» **Problem statement**:
Every line of the records that contains the string "topics" counts once; give the total and nothing else.

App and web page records
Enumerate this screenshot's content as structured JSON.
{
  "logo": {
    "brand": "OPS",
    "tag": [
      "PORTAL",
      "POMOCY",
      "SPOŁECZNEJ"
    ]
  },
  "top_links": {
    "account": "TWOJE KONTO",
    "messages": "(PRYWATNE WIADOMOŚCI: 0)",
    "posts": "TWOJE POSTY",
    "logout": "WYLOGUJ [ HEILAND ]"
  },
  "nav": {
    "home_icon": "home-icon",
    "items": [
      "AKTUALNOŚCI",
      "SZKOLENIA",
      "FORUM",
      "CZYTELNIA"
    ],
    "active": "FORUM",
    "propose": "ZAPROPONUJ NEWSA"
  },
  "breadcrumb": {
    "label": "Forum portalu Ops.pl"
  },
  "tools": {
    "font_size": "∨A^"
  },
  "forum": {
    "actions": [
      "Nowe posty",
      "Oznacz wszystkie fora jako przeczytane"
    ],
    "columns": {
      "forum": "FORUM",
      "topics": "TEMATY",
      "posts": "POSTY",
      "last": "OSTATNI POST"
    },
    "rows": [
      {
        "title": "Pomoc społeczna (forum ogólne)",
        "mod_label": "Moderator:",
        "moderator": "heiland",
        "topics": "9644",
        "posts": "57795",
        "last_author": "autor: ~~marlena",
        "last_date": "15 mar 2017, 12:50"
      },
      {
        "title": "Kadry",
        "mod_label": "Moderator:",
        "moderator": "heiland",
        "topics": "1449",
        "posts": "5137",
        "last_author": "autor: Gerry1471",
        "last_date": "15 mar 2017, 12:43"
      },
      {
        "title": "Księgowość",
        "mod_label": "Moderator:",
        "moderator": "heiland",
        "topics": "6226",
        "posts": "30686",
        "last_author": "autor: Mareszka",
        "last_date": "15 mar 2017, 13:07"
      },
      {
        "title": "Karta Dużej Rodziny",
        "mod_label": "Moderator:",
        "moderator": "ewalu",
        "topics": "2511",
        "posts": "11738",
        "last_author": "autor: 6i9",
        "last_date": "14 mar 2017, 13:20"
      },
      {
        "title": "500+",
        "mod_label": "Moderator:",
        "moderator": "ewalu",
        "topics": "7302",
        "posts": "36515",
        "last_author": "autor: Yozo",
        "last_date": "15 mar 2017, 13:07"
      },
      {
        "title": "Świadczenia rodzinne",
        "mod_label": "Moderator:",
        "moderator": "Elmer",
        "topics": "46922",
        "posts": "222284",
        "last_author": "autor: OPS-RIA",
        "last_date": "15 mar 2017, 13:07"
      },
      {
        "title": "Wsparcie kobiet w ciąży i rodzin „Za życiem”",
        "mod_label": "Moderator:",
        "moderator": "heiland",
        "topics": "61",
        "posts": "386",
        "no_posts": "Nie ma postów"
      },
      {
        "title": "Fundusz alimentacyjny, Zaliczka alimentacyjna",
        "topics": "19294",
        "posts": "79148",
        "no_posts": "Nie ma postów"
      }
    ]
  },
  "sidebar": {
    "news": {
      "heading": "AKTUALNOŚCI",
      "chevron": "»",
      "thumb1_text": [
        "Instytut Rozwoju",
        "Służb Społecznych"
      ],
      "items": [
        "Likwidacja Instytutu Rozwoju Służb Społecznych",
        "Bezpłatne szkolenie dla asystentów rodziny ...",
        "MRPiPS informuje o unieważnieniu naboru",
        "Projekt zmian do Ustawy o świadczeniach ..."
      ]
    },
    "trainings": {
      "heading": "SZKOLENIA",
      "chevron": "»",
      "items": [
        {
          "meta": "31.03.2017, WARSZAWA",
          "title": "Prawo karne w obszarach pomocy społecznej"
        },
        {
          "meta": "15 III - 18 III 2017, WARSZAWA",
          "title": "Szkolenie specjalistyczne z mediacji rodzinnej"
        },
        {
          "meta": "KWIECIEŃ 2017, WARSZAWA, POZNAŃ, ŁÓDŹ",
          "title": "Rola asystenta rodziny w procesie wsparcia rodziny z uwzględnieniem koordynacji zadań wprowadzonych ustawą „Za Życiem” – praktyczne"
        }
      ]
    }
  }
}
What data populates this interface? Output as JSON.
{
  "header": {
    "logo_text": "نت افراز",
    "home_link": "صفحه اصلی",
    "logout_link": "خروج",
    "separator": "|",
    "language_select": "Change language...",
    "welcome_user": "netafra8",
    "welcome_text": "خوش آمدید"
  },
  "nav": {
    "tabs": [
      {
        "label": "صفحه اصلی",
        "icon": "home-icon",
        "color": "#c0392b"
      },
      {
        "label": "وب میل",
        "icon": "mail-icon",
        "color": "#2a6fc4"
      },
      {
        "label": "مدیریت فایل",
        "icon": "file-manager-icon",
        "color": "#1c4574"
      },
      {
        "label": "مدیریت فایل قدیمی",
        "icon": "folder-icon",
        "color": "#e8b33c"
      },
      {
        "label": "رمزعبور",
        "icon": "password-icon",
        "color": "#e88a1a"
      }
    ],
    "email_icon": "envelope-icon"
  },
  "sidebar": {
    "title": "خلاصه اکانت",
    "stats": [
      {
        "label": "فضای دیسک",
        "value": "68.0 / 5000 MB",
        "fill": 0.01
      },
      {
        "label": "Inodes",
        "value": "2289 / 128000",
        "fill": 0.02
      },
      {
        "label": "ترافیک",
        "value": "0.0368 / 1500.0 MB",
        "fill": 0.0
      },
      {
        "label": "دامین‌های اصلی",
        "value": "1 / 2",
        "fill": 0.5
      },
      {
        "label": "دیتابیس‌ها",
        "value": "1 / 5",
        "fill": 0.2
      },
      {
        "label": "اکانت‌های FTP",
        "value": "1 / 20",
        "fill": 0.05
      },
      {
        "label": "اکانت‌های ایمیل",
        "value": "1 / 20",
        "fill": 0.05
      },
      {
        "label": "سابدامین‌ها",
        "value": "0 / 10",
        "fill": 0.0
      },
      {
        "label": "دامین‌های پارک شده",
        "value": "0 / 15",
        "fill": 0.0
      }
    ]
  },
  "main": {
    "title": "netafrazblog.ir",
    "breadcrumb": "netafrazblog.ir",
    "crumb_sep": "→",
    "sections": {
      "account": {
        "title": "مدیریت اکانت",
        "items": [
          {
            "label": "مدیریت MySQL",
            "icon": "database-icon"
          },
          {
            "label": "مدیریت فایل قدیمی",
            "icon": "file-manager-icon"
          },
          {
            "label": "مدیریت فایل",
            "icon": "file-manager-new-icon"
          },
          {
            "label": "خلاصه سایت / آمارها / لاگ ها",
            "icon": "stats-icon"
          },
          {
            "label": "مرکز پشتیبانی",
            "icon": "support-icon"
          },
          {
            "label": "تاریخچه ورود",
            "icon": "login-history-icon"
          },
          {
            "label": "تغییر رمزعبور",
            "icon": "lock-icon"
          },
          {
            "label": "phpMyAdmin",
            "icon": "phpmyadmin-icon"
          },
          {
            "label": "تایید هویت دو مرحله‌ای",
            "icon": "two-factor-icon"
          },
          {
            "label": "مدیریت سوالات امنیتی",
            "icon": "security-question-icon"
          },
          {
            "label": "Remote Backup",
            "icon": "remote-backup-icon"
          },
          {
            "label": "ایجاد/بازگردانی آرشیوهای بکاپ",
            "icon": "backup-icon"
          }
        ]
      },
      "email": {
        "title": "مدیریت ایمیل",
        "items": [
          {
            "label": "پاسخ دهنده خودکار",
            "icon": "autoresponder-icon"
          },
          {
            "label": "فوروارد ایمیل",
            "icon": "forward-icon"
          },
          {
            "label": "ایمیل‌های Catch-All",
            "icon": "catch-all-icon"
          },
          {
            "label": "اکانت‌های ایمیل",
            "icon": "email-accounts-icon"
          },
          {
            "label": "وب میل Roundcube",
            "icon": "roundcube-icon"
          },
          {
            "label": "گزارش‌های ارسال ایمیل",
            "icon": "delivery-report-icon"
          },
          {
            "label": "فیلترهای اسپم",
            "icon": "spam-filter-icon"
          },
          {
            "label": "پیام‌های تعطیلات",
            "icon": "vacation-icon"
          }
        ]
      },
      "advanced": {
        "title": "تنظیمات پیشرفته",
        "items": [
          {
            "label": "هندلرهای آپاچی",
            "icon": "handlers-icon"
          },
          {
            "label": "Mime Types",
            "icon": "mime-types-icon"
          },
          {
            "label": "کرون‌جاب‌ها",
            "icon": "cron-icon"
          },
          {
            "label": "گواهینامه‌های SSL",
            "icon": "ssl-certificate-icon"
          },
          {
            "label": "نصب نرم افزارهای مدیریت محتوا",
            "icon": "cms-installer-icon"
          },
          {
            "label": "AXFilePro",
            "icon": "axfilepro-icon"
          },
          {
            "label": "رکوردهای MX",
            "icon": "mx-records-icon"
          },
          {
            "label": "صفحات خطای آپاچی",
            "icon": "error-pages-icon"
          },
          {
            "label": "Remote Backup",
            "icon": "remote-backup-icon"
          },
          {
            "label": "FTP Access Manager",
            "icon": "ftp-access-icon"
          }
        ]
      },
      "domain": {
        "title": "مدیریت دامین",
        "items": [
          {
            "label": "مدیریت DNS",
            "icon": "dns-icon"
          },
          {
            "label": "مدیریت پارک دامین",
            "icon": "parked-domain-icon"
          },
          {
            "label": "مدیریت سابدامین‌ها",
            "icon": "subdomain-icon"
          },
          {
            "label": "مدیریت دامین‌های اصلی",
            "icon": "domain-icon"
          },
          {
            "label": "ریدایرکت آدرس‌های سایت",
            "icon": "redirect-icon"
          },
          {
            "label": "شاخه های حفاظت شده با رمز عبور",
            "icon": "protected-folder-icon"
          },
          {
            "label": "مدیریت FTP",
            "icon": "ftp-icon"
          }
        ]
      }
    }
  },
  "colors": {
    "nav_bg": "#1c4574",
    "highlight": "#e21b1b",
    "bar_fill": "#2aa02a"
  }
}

» **Result of this exercise**:
9